Northern Ireland manager Ian Baraclough has accepted that he won't be able to count on the vocal support of the Green and White Army when his international reign gets under way.
The Covid-19 pandemic has kept fans away from stadiums, with the Irish FA achieving a small victory by welcoming 500 supporters into Windsor Park for the Irish Cup final.
But the virus remains a very real health risk both at home and abroad, sparking fears that big games will be played behind closed doors for a significant period.
The Champions League and Europa League has returned without supporters in attendance and Nations League fixtures may even have to be played at neutral venues.
Northern Ireland will begin their Nations League campaign away to Romania on Friday, September 4 and three days later they will host Norway in their first home fixture of League B Group 1.
In the fast-moving Covid-19 picture, both the international and club game cannot be certain of anything.
Uefa are conscious that travel between some countries may be prohibited because of restrictions relating to the pandemic and Linfield, who play San Marino champions Tre Fiori in the first phase of the Champions League preliminary round tournament in Switzerland tomorrow, are monitoring developments.
Poland, Hungary, Greece and Cyprus have put themselves forward as neutral 'hubs' should they be required.
Romania's Covid-19 crisis is deepening and a change of venue for Baraclough's first game in charge looks very likely.
Uefa have said: "The possibility of playing international matches at neutral venues cannot be discounted at this stage."
Former Sligo Rovers chief Baraclough accepts the fans won't be able to follow the team in big numbers and it would be particularly frustrating to play without the famous Windsor roar against Norway.
"We'll be guided by the NI Executive and medical people and quite rightly we don't want to put anyone at risk," he said.
"We all want to see football fans back in the stadium, we want a packed house and for my first home game I'd love it to be packed to the rafters.
"I'd love the chanting, the excitement, you can feel it.
"I've said it before, to be walking across that bridge with a buzz around the place, the lights are on, there's no better atmosphere.
"So it's going to be strange, but some players have already had that at their clubs at Premier League and Championship level.

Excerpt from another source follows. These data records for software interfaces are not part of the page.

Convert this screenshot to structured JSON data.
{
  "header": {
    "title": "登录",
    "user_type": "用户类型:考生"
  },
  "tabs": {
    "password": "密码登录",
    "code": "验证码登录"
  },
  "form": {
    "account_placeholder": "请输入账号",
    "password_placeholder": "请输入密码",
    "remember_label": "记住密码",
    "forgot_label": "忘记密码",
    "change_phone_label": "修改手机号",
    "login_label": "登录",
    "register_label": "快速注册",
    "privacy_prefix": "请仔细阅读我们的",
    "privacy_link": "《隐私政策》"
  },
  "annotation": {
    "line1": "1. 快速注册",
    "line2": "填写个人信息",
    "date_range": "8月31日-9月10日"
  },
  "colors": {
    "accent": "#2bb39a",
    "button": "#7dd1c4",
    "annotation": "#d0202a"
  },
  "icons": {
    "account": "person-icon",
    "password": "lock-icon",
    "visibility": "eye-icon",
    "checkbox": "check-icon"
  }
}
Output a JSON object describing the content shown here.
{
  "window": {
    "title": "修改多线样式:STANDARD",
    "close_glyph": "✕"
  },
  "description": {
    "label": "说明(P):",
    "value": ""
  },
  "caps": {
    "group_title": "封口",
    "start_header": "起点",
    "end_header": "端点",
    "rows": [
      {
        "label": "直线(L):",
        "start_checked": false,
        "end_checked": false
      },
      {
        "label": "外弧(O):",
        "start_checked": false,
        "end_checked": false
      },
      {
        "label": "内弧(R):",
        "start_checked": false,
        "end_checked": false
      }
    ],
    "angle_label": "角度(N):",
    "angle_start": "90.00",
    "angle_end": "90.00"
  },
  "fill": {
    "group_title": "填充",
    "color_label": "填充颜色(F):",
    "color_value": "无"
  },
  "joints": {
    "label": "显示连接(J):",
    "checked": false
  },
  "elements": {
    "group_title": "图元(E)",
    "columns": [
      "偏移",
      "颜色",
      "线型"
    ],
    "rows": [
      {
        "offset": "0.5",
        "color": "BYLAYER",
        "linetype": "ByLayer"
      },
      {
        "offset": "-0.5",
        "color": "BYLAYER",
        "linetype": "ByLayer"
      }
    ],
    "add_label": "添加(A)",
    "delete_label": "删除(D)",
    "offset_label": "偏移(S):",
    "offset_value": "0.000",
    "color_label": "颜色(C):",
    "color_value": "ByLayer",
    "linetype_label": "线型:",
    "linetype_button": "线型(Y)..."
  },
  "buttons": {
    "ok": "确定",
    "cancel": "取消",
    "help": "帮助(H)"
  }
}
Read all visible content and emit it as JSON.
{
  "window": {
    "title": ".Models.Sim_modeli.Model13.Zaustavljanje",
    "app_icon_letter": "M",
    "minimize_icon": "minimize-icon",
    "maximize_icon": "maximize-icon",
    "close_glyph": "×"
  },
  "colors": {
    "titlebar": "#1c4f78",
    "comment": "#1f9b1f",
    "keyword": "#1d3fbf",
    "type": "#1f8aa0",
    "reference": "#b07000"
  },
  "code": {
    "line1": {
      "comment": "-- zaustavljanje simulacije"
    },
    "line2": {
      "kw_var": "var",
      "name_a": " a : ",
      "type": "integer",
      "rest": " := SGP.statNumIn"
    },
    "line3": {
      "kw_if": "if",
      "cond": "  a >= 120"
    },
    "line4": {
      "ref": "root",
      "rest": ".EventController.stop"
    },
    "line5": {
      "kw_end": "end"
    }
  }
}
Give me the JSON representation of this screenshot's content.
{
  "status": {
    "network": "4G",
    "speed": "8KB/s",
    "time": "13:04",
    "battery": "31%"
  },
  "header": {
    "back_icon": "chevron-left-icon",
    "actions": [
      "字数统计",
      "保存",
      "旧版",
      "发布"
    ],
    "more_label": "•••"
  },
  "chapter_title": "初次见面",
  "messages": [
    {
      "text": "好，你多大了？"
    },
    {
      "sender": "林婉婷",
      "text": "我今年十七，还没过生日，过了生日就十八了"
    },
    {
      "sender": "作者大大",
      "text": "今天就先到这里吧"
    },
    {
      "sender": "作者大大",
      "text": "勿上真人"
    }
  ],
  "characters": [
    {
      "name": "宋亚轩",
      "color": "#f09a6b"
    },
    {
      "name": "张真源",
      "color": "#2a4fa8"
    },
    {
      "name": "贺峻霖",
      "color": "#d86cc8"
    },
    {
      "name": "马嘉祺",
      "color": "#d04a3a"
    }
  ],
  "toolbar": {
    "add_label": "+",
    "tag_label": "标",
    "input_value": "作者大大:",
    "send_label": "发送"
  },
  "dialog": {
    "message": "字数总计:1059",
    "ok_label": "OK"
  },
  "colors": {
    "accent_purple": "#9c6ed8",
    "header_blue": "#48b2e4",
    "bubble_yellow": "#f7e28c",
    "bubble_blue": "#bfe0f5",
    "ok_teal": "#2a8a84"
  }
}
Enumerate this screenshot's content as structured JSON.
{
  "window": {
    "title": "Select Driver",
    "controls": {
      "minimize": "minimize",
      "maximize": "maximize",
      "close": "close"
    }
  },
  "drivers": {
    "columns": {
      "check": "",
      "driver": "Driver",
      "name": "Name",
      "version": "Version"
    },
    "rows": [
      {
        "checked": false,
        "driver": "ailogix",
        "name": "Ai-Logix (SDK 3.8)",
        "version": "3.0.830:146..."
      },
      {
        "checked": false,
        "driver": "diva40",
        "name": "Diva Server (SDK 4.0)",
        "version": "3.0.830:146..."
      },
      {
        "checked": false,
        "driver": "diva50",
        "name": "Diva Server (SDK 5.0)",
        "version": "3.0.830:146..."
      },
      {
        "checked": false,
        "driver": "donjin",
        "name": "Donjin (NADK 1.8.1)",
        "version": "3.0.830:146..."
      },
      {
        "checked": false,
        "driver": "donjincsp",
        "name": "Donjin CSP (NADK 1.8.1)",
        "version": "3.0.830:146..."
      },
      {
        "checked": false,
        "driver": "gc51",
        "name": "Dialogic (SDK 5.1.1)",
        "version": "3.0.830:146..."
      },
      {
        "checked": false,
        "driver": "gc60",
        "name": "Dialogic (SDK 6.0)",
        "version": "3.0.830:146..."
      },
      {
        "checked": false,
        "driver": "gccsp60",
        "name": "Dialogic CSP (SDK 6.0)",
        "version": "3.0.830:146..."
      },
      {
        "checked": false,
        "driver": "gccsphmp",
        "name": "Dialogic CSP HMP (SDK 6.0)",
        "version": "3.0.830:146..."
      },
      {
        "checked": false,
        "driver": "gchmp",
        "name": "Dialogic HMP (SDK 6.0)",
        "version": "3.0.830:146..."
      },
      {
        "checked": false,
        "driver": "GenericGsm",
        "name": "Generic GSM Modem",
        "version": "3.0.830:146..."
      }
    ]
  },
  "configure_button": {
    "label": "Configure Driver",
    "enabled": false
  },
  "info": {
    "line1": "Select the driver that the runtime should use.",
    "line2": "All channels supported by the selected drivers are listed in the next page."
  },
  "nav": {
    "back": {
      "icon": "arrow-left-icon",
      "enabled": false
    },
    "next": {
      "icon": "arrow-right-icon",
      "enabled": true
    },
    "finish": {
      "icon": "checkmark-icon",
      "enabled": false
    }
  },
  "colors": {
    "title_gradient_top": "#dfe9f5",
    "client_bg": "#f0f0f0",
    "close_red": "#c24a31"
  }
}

"The reason we play the game is to be in front of a packed house and the more fans the better, so it will be strange but we have to get our heads around it and be prepared for it.
"When we go away to Romania, it's a 60,000 capacity stadium, so with it being empty it is going to be strange, but again results suggest it's a leveller, so we can use that to our advantage."
Northern Ireland face Bosnia-Herzegovina in their Euro 2020 play-off semi-final on October 8 in Zenica and it would be a blow for the hosts if supporters are still out in the cold.
"The very reason they took us to Zenica is that it's a tight, packed stadium with 11,000 or 12,000," added Baraclough.
"The players, I think, actually demanded that they take the game there rather than the capital and they saw that as a benefit as the crowd would be on top of you. So again we have to look at that as a positive. If fans are allowed or not, we'll deal with it. If it's empty, hopefully it gives us more pointers towards a positive result."
A Uefa statement said: "Uefa and the General Secretaries of the 55 national associations met in a video conference today to discuss topics related to the restart of Uefa competitions in the light of the current situation; most notably those for clubs, national teams and youth...
"...Both Uefa and national associations are aware of the importance of allowing fans back into stadia but the situation in Europe is very fragmented.
"Uefa are constantly monitoring the evolution of the regulatory landscape in the different countries and a review of the situation is planned around mid-August to see if the current decision of playing all matches behind closed doors can be at least partially changed."
Former Northern Ireland Under-21 boss Baraclough insists it will be business as usual until medical advice demands a change of course.
"We're all focused on September 4 and September 7," he added.
"Until we're told otherwise, we're intending to fly to Romania having prepared in Belfast. Hopefully everything's safe.
"The Northern Ireland Executive has allowed us to go into Romania, stay in our own bubble, play the game, and come out that night."